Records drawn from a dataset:
=== Section Start ===
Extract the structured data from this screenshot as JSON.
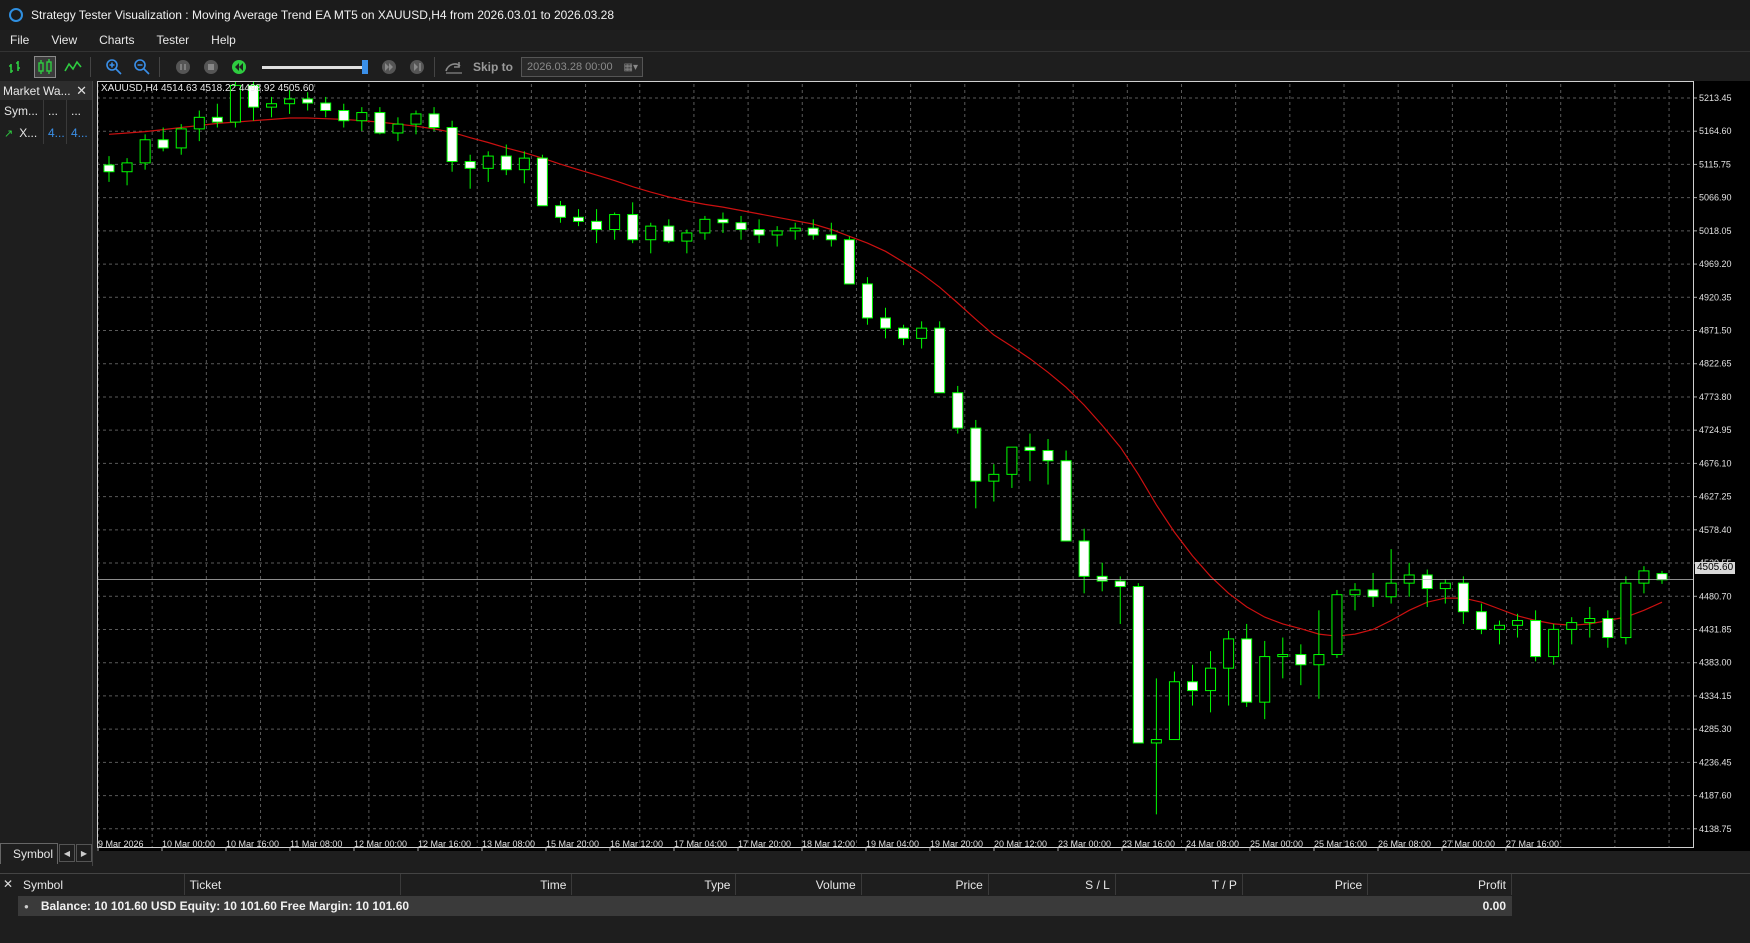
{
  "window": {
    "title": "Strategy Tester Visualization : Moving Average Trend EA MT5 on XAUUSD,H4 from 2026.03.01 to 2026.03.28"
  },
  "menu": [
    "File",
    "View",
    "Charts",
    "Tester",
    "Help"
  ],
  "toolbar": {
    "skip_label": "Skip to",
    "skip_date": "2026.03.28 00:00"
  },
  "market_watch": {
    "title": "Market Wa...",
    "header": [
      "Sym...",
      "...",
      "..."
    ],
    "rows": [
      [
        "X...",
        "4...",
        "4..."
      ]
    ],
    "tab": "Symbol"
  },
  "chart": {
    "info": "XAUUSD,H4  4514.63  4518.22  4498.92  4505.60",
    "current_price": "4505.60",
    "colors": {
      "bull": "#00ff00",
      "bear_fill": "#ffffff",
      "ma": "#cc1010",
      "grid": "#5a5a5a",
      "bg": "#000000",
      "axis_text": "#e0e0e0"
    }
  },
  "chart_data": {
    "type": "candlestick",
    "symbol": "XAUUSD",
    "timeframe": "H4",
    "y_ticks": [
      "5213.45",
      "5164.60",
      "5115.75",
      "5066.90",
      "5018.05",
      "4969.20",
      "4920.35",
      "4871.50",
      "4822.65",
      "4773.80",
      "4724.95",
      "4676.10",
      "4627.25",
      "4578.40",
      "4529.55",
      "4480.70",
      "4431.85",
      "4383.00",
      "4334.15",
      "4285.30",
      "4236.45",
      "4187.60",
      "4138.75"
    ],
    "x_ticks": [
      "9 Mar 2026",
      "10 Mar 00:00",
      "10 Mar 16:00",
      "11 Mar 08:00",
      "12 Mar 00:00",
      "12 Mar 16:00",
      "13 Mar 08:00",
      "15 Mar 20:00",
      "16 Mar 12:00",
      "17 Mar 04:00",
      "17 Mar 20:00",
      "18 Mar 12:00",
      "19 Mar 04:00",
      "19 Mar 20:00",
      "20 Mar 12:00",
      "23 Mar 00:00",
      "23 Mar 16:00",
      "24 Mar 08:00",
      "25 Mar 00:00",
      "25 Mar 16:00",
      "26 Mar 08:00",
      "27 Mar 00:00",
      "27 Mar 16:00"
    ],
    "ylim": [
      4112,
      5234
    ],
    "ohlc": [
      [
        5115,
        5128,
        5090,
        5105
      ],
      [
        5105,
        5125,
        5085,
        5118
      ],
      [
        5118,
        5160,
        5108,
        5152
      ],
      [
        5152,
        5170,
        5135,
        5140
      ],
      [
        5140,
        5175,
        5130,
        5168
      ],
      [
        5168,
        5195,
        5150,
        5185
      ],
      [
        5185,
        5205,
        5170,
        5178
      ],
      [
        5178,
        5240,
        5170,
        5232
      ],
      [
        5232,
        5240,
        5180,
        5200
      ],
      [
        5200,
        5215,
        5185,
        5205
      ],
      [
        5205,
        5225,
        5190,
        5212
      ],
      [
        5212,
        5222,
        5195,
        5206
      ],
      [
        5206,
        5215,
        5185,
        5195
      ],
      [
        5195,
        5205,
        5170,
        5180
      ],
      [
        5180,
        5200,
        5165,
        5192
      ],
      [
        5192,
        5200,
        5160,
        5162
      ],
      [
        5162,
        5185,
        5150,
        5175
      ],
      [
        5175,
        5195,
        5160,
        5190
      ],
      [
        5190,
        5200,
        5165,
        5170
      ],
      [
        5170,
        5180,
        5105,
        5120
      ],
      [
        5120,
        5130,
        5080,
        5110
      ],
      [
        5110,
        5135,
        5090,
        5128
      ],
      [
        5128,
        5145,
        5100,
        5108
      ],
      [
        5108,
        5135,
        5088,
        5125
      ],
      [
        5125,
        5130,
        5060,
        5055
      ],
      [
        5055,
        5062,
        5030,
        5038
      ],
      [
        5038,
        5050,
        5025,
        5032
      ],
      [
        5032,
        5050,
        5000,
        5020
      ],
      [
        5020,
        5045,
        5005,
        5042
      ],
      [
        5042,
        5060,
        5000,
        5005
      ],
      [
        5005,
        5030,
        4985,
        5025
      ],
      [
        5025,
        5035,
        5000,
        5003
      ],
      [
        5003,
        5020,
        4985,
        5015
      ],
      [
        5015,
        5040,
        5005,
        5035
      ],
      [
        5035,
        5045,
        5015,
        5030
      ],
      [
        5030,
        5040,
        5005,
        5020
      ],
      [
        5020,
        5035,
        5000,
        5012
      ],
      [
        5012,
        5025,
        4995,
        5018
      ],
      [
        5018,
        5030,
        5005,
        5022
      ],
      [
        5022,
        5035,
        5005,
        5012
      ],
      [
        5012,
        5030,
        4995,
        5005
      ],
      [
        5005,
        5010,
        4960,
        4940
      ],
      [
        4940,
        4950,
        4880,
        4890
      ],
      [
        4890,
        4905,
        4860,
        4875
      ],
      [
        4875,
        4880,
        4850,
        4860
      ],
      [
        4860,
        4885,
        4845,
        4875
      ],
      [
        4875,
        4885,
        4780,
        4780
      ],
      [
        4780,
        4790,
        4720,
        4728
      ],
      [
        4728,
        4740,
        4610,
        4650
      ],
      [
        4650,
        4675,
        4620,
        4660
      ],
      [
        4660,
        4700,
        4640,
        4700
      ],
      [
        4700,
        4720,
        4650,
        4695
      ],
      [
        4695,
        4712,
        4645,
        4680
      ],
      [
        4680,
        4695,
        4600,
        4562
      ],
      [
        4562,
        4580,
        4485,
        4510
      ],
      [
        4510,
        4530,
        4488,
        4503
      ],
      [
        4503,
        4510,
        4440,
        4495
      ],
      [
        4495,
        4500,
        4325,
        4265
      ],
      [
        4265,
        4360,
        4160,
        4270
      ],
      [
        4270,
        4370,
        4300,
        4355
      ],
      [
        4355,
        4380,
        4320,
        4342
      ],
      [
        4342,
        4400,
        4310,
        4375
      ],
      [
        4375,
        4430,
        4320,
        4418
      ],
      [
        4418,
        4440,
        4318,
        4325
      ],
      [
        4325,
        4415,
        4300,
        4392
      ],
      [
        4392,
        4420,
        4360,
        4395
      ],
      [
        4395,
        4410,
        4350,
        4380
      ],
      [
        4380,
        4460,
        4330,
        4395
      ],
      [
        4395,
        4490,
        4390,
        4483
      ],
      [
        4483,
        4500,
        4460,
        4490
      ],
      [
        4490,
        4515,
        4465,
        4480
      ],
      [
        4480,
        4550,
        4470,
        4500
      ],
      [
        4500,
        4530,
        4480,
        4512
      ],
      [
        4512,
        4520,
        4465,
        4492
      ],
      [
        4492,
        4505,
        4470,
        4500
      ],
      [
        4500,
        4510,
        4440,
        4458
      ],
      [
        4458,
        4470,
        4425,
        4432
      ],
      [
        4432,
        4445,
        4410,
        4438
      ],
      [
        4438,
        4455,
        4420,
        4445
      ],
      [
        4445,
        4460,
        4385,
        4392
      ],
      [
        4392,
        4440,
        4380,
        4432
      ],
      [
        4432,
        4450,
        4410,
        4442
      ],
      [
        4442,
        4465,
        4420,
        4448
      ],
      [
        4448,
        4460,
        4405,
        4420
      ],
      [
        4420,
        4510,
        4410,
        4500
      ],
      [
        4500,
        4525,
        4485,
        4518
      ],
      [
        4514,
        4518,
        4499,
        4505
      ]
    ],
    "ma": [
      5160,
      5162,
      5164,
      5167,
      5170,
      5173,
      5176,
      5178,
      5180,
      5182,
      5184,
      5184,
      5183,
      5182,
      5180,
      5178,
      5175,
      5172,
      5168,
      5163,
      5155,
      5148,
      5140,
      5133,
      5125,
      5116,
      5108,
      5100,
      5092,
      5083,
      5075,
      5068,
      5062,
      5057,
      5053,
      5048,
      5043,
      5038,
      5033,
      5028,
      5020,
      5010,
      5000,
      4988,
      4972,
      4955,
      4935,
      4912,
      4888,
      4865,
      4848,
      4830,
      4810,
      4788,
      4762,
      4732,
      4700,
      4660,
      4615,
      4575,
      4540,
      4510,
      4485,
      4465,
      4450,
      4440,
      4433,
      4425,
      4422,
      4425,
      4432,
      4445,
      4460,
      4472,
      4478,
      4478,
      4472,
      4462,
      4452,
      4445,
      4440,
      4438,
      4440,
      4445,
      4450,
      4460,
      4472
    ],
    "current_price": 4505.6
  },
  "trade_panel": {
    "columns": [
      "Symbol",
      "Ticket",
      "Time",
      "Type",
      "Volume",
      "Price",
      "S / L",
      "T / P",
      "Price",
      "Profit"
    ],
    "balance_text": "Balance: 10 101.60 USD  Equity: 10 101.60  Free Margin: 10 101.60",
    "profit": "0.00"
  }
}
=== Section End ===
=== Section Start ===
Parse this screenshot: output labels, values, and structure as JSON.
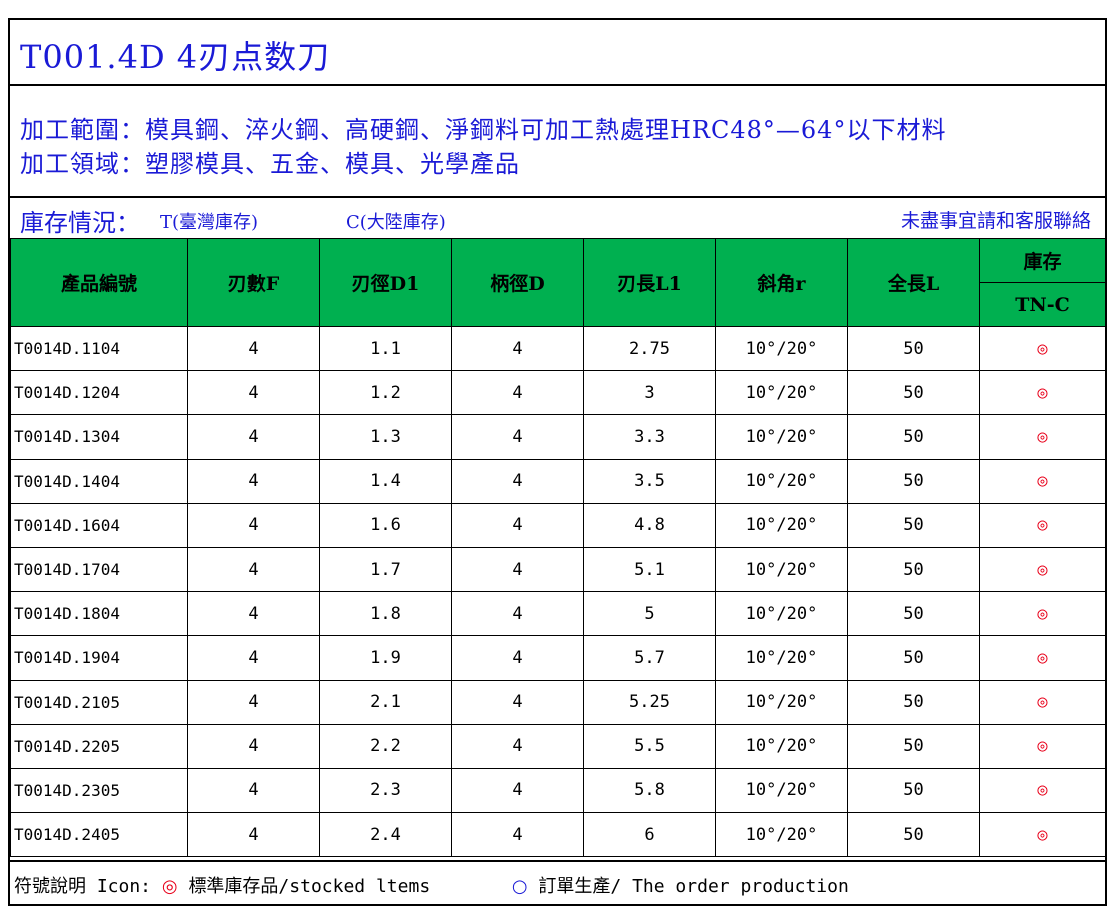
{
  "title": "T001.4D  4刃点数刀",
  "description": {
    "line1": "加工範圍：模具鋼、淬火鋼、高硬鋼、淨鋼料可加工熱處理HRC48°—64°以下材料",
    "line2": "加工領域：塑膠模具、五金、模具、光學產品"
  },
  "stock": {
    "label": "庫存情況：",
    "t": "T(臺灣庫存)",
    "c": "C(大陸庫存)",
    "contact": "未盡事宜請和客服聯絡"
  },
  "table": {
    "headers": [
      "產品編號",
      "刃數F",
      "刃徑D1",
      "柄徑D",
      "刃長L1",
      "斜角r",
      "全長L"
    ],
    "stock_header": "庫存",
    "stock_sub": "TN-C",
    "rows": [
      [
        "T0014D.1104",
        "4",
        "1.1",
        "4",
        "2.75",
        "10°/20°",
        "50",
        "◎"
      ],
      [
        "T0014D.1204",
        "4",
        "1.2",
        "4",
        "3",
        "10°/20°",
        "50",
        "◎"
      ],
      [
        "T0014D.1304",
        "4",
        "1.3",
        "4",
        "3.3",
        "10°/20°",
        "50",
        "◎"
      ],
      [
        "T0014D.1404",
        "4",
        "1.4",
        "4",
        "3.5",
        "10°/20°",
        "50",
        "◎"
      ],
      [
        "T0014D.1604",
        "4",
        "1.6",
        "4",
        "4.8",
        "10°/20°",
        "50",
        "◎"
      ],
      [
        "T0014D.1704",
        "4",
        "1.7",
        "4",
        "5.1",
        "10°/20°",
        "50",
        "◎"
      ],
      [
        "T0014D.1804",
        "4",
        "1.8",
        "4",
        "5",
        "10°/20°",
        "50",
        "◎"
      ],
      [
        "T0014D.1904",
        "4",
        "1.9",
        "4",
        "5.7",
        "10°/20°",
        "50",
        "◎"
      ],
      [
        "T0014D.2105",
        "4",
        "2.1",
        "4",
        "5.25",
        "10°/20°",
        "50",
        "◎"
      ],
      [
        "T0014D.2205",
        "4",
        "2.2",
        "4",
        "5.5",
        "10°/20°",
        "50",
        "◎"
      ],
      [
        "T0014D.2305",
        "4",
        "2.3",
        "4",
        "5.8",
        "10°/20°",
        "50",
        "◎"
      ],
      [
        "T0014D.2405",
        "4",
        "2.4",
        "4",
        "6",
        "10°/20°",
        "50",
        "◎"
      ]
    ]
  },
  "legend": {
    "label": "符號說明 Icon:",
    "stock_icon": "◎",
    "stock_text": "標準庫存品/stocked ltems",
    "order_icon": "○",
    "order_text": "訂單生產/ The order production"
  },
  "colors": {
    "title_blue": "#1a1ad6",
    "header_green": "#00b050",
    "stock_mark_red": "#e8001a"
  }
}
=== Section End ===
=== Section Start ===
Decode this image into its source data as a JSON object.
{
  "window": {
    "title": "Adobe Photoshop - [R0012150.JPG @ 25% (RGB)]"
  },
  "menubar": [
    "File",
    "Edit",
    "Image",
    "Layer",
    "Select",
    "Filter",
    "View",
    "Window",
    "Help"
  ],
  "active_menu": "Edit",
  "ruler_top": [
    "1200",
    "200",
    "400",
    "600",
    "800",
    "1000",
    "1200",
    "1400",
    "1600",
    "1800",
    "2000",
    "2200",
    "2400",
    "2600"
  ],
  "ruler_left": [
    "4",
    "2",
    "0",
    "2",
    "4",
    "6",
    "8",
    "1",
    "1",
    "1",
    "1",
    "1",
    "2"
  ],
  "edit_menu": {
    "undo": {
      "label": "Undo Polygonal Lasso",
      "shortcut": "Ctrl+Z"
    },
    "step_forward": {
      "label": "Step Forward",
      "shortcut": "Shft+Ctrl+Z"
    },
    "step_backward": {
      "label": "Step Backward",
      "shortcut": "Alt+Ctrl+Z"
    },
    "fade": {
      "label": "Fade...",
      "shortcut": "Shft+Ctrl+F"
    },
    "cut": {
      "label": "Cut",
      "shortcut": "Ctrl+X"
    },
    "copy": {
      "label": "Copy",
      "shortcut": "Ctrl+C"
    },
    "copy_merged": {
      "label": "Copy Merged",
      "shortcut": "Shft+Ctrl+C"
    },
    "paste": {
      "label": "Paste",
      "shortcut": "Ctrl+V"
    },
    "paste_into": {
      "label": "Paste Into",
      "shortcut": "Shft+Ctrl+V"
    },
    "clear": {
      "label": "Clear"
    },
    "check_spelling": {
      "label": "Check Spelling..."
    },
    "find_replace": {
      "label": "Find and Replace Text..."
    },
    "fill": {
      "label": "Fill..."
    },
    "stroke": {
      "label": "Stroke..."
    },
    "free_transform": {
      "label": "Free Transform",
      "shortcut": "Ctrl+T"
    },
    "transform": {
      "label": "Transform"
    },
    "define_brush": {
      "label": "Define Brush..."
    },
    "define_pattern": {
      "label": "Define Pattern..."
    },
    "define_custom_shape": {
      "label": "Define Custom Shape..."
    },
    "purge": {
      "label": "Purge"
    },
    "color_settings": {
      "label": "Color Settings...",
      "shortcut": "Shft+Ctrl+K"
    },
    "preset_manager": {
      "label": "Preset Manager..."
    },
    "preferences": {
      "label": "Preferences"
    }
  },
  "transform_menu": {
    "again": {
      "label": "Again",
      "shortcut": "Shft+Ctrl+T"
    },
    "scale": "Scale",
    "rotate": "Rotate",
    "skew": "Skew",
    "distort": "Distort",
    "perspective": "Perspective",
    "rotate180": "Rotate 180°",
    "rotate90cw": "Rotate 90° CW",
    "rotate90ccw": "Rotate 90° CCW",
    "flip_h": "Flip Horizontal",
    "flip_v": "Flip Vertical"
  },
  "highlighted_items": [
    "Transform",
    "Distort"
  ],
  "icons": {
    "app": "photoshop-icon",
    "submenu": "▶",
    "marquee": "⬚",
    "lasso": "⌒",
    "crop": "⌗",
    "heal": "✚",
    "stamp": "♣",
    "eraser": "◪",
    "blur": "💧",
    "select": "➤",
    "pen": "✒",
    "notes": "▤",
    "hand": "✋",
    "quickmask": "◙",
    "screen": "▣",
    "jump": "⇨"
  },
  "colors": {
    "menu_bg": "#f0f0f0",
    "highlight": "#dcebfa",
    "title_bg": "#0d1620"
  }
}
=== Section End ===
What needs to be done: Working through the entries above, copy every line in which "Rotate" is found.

Answer below:
    "rotate": "Rotate",
    "rotate180": "Rotate 180°",
    "rotate90cw": "Rotate 90° CW",
    "rotate90ccw": "Rotate 90° CCW",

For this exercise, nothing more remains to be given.